“I’m hoping that maybe next year when people have more advanced warning there can be a larger course selection. I would definitely be interested in doing it again.” As for the coin exhibition, it opens to the public on Friday, Jan. 16, at 7 p.m. in the Wriston Art Center.

Professor of Spanish and Latin American Studies Gustavo Fares, who has been at Lawrence since 2000, taught a literature class that focused on analyzing important literary works from Jorge Luis Borges, “…we examined works that were presented for the first time in Freshman Studies but the idea was to explore those same works, two or three years later, with new insights in the original language,” he said.

In addition, Fares was interested in exploring Borges’ works that were not offered in any other class, including “Borges’ poetry, essays, prologues, anecdotes, Borges in film and lectures about [him],” which gave students the chance to re-discover and re-interpret the Argentine writer’s works.

Borges’ course opened up only with three students because the advertisement was not distributed on time. Fares explains that “there were many courses offered and most of them were undersubscribed so they decided to keep the five that were the most subscribed and one for each division of the university.”

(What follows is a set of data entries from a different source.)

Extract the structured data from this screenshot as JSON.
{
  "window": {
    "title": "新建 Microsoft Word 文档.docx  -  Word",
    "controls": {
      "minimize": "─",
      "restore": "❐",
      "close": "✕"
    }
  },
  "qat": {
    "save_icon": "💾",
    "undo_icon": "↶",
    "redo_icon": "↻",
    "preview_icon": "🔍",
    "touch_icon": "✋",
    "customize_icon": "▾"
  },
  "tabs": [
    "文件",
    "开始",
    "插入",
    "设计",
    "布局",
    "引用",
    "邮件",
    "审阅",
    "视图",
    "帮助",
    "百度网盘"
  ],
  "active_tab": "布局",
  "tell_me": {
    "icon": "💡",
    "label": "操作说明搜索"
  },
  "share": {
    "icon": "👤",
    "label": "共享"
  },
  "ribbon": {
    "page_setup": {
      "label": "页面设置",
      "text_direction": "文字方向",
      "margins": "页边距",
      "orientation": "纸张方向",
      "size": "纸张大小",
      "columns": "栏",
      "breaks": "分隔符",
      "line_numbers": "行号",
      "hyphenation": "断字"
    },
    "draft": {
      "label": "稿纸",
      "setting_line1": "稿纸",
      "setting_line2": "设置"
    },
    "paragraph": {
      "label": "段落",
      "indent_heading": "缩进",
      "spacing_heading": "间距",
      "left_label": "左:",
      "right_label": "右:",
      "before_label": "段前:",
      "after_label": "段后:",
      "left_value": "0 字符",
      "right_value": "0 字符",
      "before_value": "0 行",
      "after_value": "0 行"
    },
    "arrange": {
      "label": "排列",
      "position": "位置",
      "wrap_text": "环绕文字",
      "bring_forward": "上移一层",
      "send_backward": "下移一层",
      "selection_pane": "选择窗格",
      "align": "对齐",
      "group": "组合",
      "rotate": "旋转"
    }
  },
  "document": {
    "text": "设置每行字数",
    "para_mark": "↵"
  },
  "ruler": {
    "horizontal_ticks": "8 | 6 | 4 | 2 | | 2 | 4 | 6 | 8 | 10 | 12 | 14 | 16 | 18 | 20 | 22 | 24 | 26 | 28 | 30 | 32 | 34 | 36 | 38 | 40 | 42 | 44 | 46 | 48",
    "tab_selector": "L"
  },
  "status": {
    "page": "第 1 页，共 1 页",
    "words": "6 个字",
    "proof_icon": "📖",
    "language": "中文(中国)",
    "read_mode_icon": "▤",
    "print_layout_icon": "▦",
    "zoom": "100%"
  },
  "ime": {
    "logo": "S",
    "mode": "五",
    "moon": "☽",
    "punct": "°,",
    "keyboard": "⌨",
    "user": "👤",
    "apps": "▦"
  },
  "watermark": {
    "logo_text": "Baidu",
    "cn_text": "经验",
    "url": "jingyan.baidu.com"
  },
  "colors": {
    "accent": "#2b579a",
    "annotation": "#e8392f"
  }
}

Students enrolled in this class had the opportunity to contextualize Borges: “Not only talk about the stories, poems, and essays but talk about the period in which they were written and set,” Fares said. Borges plays with space and time, narrating from a certain point in time either about the past, present or future, which allows the reader to interpret the content in different ways.

Overall, both faculty and students think that there needs to be changes so that more people take advantage of the D-Term offerings. These changes are the advertisement, which was not enough, and to explore the possibility of allowing students to maintain their financial aid for these courses.

Damisch said “more notice of the course, I know that D-Term was only announced at the very beginning of this past fall term and also I think financial aid was a large barrier for a lot of people.”

Fares also suggests that concentrating the services would be a good idea “for instance, some kind of communal living because some of the students were the only ones in their dorms and they felt isolated.” Last but not least, “the food offerings were adequate but it was monotonous so that can maybe be explored as well,” he said.